#### Instructions to follow
The expected output is the exact lines from the one containing "Parse this screenshot: output" through the end of the data, inclusive, and nothing else.
________________
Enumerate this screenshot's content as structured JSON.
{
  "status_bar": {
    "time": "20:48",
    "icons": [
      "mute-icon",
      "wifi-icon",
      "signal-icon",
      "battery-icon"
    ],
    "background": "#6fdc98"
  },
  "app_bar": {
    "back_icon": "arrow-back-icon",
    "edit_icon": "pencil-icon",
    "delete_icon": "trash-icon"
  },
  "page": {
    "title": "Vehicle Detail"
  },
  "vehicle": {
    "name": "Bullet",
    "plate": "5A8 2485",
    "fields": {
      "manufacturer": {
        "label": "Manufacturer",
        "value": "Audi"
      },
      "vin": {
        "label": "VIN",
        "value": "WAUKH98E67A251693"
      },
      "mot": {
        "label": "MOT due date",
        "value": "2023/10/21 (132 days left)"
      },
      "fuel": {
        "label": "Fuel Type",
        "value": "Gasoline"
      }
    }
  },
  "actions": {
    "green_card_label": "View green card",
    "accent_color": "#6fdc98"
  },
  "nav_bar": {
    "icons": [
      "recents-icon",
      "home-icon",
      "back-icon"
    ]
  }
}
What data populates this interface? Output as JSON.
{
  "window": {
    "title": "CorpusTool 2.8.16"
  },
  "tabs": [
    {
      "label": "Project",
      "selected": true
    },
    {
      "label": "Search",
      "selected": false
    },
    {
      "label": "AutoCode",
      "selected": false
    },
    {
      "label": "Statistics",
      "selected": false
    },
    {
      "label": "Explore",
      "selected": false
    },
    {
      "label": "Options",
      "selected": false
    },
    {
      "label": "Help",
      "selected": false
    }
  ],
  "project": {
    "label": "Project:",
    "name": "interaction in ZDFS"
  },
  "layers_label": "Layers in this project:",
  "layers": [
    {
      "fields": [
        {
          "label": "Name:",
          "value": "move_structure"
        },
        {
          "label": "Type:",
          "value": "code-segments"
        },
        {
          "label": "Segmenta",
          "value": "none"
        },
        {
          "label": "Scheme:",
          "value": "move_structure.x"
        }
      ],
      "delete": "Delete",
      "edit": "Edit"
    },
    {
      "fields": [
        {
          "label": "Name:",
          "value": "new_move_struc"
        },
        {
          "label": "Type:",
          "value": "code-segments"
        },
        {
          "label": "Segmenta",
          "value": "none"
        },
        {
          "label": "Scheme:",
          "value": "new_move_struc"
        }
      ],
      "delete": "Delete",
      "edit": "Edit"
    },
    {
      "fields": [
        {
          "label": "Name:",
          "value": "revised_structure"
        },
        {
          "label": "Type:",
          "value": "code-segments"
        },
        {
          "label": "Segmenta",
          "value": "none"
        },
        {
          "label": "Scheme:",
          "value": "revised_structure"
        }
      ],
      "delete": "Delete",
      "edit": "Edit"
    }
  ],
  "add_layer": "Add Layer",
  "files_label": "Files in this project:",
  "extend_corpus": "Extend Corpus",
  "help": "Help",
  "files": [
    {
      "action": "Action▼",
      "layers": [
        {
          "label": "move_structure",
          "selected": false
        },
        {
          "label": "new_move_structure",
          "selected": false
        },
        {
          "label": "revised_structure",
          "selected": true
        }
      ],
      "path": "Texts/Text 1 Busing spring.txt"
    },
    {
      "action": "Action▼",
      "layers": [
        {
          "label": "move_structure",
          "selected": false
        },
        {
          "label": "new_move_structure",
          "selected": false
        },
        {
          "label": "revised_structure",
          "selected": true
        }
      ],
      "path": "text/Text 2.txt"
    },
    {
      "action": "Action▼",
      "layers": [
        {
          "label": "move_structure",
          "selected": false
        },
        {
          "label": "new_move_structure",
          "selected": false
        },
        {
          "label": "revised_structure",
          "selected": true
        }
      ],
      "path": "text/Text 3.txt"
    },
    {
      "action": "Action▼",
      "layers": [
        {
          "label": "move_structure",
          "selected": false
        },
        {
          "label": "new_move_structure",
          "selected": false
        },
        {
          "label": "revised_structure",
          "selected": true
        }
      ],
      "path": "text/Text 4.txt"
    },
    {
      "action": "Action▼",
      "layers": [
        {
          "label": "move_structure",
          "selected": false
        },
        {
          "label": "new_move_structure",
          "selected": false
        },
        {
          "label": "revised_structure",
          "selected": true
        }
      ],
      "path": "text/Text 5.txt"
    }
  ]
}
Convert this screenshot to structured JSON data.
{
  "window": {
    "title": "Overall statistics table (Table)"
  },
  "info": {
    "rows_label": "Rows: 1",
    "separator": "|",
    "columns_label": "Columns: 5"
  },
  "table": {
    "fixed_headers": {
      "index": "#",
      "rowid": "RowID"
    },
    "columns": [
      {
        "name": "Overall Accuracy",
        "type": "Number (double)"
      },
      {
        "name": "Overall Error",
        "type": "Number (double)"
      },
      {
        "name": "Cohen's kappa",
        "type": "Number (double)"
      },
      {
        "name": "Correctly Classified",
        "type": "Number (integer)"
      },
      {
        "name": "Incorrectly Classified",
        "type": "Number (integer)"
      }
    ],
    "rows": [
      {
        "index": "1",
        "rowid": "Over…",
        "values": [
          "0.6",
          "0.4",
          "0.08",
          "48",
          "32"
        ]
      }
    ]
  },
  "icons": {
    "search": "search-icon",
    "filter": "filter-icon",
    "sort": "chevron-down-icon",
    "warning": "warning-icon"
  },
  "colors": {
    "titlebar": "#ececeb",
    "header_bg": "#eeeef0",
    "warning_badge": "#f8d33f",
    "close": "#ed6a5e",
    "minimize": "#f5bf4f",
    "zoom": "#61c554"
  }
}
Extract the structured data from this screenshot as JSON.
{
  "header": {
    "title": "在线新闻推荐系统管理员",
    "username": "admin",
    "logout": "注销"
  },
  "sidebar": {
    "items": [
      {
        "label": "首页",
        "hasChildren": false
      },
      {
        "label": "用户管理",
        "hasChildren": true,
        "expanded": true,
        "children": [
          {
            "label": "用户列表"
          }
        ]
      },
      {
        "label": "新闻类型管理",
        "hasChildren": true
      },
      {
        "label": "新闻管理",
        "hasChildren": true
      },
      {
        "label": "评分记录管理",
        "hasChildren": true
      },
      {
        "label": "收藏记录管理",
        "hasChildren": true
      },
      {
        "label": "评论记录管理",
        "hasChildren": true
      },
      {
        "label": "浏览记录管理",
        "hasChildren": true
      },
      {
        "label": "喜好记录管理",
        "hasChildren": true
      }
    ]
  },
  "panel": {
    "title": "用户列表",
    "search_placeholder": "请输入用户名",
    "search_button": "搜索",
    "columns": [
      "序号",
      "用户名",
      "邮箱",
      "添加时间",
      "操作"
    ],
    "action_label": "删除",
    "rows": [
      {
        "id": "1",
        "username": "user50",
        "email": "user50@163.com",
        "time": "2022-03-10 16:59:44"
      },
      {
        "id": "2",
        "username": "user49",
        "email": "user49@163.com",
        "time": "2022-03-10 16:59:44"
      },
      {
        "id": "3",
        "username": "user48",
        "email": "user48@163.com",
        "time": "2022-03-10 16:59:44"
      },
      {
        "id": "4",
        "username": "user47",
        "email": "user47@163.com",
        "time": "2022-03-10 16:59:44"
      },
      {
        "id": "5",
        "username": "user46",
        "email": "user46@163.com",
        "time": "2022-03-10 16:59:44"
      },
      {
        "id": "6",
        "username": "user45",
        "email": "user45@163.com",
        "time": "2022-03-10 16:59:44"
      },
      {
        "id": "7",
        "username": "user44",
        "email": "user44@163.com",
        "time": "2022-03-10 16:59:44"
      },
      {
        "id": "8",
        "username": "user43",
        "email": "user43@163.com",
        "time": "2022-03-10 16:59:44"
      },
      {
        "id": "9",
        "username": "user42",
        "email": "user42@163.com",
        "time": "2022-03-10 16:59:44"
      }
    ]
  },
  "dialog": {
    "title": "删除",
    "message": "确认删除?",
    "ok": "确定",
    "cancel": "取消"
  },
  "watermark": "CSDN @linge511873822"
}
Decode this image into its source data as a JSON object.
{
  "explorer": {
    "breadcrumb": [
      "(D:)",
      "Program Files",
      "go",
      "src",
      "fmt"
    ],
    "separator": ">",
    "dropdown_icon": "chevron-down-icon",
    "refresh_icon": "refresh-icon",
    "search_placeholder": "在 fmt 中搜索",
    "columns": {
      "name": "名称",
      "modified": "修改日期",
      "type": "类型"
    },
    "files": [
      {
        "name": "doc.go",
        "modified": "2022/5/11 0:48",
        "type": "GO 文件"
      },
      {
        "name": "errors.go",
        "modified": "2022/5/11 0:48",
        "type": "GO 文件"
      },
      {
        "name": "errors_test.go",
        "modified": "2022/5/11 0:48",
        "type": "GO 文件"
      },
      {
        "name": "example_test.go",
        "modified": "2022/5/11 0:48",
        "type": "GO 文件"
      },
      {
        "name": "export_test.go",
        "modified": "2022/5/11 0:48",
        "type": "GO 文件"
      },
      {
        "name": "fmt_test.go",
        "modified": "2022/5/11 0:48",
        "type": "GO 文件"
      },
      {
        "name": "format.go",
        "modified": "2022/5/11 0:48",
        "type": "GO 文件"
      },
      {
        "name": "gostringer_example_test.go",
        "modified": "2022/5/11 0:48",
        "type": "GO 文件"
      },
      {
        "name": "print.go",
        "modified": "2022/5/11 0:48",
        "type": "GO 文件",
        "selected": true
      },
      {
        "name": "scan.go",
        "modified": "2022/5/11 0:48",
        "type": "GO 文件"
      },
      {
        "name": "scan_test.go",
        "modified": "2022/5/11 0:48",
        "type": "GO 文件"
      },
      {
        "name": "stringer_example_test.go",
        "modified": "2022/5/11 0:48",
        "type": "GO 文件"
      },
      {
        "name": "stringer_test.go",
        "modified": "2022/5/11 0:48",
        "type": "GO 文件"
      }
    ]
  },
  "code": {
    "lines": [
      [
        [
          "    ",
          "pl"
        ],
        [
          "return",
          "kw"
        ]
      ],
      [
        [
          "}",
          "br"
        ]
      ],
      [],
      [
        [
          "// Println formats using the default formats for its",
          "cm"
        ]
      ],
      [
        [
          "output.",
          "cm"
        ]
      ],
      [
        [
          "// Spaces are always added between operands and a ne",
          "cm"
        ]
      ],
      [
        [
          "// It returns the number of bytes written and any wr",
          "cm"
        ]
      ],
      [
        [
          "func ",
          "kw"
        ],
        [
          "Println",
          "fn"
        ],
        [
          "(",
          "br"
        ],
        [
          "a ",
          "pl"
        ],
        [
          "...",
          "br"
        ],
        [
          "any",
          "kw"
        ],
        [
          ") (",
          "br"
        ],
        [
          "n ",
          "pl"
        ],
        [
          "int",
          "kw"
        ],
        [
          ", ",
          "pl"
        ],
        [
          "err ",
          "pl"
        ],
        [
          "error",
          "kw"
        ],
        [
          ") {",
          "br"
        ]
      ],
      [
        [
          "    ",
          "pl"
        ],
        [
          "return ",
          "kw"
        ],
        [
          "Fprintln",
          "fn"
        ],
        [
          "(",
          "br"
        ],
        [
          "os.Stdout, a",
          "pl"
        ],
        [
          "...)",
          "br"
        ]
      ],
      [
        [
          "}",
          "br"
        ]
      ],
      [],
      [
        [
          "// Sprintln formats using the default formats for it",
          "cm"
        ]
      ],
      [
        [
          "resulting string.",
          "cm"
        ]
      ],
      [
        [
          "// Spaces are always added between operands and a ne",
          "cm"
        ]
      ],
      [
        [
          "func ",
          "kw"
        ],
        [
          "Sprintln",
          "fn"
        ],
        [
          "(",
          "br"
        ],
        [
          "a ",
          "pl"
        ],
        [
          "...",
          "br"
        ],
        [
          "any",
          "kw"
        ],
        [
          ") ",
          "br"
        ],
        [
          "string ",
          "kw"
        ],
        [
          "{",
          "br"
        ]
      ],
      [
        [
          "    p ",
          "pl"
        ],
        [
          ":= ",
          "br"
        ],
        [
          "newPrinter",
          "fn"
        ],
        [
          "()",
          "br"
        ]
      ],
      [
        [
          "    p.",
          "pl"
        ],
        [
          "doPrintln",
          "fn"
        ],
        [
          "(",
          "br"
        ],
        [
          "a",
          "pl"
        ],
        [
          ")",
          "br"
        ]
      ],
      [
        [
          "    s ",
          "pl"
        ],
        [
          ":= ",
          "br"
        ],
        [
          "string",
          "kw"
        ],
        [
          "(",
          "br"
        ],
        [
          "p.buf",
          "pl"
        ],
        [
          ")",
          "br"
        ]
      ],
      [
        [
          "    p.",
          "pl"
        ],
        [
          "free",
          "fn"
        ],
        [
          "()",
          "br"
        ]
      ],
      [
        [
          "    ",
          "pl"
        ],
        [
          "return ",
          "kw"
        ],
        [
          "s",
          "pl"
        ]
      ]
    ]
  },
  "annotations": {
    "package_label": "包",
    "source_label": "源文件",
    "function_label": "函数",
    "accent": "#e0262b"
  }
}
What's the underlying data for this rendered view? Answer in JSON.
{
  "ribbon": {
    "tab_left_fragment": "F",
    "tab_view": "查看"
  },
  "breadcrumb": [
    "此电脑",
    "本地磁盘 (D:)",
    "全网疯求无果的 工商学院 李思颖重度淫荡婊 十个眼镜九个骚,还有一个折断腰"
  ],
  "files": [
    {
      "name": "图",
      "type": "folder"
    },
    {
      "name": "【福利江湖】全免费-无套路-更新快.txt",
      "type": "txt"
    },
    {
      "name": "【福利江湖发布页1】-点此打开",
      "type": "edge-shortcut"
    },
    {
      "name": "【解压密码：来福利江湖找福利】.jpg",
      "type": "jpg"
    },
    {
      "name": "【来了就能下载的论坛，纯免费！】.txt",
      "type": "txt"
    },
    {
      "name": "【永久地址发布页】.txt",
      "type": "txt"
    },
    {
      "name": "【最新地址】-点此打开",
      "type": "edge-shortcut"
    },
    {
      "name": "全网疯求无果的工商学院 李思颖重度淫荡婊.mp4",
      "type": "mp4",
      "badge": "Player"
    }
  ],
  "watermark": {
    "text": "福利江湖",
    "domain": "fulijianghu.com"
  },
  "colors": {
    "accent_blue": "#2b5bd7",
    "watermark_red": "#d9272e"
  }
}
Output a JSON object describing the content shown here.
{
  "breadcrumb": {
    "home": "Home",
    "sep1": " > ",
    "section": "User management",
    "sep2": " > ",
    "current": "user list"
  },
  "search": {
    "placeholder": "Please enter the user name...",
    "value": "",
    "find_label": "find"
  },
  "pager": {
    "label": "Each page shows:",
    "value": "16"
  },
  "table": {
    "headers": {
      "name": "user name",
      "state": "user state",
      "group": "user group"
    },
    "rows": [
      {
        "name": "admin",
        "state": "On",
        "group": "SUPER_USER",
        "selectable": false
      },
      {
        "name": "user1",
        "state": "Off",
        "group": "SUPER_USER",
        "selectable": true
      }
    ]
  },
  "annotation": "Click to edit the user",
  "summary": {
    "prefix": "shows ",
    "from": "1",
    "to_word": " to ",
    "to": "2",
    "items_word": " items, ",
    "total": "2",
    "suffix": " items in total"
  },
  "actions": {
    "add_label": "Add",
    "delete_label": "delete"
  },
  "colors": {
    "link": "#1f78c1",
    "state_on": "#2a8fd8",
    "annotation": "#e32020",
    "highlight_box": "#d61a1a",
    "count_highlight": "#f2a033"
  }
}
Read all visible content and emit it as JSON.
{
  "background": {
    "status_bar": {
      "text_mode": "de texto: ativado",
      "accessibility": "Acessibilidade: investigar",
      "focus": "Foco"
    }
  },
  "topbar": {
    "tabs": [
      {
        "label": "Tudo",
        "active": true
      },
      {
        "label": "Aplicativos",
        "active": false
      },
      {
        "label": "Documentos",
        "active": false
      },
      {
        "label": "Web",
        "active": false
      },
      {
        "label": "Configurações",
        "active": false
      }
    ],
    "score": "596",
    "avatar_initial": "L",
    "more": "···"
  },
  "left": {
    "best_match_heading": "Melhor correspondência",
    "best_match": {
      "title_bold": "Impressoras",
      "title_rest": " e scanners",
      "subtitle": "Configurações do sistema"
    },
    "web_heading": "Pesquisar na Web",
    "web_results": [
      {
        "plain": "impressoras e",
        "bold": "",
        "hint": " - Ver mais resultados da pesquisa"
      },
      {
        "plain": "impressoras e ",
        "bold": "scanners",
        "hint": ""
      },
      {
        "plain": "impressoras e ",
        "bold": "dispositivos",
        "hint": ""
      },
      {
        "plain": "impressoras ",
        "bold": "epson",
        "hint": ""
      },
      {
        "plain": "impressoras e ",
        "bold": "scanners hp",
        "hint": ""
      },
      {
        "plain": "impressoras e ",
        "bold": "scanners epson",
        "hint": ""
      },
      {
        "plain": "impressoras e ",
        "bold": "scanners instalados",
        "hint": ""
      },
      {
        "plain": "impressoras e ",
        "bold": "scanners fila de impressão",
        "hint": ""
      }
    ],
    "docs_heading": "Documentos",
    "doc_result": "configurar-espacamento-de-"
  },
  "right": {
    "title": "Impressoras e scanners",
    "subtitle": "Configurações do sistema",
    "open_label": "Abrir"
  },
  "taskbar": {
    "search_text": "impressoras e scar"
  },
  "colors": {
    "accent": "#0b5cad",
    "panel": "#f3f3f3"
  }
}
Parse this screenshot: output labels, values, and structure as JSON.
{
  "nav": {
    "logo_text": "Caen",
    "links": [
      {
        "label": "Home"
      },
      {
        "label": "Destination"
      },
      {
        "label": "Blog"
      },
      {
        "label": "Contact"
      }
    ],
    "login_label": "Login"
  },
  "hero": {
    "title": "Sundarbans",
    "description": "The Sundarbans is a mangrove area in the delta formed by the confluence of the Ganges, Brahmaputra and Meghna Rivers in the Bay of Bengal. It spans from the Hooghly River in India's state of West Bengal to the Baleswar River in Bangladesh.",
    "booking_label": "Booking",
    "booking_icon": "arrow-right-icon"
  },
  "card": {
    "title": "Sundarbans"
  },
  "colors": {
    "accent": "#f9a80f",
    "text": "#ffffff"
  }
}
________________
#### Response box
Parse this screenshot: output labels, values, and structure as JSON.
{
  "nav": {
    "logo_text": "Caen",
    "links": [
      {
        "label": "Home"
      },
      {
        "label": "Destination"
      },
      {
        "label": "Blog"
      },
      {
        "label": "Contact"
      }
    ],
    "login_label": "Login"
  },
  "hero": {
    "title": "Sundarbans",
    "description": "The Sundarbans is a mangrove area in the delta formed by the confluence of the Ganges, Brahmaputra and Meghna Rivers in the Bay of Bengal. It spans from the Hooghly River in India's state of West Bengal to the Baleswar River in Bangladesh.",
    "booking_label": "Booking",
    "booking_icon": "arrow-right-icon"
  },
  "card": {
    "title": "Sundarbans"
  },
  "colors": {
    "accent": "#f9a80f",
    "text": "#ffffff"
  }
}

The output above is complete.